I was listening to Richard Clarke’s chilling talk about how easy it was to hack into the Pentagon’s computer systems back in 1997 (and he says things aren’t much better today)…and about digital picture frames pre-installed with pernicious viruses…and despite the fear and paranoia that thought generated, I also found myself reminiscing about 1997…and earlier…when the Internet was new, and merely putting a website out there was a newsworthy event… I starting thinking about:
Mozilla: Remember watching the adorable lizard slowly form on the first browsers, line by line, like they were sent to your screen by a Star Trek transporter in very slow motion?
Pointcast: It was the bane of the IT department, but this progenitor of ‘push’ technology was notable for how it prepared us for the constant news crawling across CNN, MSNBC, ESPN and their ilk.
Pathfinder: Anyone remember Pathfinder? It was this massive portal to the news properties of Time Warner — Time, Money, People. It was one of the first efforts by a major publisher drag themselves onto the web. It also was clunky and boxy and massive and almost impossible to navigate. Amazingly, the URL still exists!
Melvin.com. The first humor website I came across on the web. It was sort of a bewildering hybrid of The Onion and something not really that funny. But whoever wrote it was out there…doing the best they could. Then it disappeared, never to be seen again.
StarTribune Online… and every other newspaper that has a website: I remember when my local metropolitan daily, the StarTribune, went online, they announced it with this massive ad campaign that featured billboards with giant smoking three-dimensional spaceships. I think the idea was that StarTribune.com was the place you would go if you were an alien who crash landed in downtown Minneapolis and needed to know what to do next.

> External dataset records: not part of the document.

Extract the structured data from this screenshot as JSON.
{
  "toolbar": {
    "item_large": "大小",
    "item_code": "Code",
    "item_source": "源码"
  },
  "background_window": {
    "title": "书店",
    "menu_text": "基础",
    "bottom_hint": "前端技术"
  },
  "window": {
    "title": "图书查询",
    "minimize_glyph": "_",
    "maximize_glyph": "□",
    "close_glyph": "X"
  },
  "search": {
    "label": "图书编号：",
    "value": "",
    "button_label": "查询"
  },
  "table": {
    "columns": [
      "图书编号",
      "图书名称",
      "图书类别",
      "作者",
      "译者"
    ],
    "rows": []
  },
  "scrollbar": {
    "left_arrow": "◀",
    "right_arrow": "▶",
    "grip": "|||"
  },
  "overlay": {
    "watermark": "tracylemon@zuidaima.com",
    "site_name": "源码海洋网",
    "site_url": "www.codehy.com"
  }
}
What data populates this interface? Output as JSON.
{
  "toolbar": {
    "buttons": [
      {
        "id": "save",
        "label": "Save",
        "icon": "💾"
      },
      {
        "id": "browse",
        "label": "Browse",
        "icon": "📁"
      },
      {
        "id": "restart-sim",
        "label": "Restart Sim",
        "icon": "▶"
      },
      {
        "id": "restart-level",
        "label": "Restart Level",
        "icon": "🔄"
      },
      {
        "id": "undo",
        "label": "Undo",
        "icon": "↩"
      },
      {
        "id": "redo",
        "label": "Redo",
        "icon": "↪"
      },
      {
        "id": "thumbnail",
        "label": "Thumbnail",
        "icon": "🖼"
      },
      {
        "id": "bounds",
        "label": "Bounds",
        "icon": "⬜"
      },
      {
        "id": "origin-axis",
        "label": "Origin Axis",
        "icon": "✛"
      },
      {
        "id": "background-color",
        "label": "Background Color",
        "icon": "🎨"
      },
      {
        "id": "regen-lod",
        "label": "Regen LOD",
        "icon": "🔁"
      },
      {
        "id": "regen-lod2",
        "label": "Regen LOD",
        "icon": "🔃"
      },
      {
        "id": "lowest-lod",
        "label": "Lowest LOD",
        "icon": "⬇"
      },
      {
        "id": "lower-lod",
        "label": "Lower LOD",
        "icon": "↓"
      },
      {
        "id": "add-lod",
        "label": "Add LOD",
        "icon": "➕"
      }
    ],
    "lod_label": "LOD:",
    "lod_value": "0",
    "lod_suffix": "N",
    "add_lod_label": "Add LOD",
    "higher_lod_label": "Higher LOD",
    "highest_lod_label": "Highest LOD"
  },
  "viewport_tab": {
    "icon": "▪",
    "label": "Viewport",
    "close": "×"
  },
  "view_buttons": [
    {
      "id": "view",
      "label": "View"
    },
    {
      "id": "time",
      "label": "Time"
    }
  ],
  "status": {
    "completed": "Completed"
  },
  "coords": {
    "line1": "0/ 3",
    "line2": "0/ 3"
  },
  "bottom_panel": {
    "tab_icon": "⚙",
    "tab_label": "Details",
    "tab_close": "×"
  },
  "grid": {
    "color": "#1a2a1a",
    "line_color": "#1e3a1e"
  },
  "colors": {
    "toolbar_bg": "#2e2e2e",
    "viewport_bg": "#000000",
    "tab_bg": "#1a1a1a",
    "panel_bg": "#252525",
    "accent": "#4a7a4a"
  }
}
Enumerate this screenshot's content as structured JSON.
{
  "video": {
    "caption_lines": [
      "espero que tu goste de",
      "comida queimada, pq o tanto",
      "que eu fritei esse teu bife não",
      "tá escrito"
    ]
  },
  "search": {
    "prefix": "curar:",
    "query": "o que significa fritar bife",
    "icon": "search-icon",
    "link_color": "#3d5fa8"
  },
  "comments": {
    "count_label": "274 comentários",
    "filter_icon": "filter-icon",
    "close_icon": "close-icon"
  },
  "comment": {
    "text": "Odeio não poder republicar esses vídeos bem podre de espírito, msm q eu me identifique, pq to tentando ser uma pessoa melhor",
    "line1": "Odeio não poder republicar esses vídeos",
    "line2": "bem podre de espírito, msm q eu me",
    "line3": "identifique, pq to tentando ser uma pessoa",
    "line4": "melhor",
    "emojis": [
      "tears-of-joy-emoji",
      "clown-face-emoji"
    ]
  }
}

But you know, just about every newspaper in the country bowed to the inevitable and went online, despite that fact they had no clue how they were going to pay for their shiny new websites or replace the employment ad revenue rapidly fleeing to monster.com and the classified ad revenue rapidly not being spent on craigslist… et cetera.
And yet, we love reading our news online, and how the stories they write about us and our clients live on on and on… I guess what I’m saying is that we all owe our daily newspapers a hearty thank you for their selfless sacrifice.
That’s mine for today…what are your 1990s Internet memories?